Exercise instructions:
Lines from the listing below that contain the string "this" are to be reported.

Task input:

━━━━━━━━━━━━━━━━━━━━

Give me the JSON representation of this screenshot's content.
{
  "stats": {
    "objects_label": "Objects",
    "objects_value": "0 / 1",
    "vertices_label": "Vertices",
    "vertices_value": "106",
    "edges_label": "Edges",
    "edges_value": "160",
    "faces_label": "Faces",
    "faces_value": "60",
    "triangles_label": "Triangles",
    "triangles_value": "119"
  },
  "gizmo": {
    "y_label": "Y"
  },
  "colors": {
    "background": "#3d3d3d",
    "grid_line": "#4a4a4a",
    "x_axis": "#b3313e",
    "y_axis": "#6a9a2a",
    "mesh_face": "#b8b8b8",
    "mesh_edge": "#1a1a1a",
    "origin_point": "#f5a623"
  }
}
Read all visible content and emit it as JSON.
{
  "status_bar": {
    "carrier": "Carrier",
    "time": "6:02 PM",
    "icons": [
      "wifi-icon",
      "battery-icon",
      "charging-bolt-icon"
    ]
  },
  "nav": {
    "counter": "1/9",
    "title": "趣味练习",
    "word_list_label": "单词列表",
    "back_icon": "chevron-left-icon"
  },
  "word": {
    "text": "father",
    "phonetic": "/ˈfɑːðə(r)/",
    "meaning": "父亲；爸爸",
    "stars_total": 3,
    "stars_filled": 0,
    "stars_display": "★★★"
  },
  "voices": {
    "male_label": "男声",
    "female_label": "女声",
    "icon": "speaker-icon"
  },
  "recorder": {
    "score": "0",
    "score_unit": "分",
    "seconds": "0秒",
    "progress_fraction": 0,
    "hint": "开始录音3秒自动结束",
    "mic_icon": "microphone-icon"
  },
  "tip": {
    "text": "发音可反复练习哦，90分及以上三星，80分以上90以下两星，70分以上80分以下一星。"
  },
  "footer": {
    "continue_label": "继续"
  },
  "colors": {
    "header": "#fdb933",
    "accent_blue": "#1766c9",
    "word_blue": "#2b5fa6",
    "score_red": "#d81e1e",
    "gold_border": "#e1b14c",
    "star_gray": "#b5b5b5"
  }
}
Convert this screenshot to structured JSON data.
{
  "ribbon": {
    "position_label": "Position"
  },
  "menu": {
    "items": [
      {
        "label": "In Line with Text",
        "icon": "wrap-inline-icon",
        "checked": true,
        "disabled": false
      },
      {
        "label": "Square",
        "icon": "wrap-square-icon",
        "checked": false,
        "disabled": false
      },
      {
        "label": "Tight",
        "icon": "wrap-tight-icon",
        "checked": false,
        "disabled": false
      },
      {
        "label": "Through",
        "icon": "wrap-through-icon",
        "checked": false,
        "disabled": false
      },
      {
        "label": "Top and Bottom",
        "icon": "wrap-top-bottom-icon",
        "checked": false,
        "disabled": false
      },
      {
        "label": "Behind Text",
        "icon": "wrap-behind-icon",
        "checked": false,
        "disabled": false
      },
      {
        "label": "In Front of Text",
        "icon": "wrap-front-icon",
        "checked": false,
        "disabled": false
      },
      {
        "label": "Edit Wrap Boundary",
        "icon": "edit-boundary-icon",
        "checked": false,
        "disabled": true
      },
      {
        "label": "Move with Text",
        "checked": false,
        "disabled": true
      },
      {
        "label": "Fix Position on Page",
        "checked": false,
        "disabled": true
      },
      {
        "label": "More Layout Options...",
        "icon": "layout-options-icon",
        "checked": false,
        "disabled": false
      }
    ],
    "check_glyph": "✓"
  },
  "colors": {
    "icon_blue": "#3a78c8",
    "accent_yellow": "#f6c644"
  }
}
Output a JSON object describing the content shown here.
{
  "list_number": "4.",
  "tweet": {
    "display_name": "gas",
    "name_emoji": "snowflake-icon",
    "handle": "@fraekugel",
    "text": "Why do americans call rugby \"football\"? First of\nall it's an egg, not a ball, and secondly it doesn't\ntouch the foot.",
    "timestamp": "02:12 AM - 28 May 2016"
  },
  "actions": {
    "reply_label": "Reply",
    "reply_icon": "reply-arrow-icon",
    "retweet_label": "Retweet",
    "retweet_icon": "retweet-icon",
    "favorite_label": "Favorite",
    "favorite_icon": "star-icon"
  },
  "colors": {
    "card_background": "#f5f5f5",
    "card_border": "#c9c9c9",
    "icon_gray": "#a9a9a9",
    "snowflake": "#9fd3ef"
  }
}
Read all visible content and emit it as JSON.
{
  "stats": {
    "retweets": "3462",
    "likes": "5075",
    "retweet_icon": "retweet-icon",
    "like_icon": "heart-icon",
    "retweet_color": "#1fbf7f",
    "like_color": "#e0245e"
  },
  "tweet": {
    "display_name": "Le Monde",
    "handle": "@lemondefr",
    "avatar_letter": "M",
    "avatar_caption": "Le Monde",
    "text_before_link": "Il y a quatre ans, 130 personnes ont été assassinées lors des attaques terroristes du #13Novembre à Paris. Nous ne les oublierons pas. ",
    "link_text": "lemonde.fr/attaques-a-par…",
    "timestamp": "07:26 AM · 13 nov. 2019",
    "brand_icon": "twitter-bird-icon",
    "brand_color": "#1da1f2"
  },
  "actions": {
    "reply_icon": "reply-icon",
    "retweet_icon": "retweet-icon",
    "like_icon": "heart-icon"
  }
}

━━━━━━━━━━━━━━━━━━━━

Response area:
Give me the JSON representation of this screenshot's content.
Convert this screenshot to structured JSON data.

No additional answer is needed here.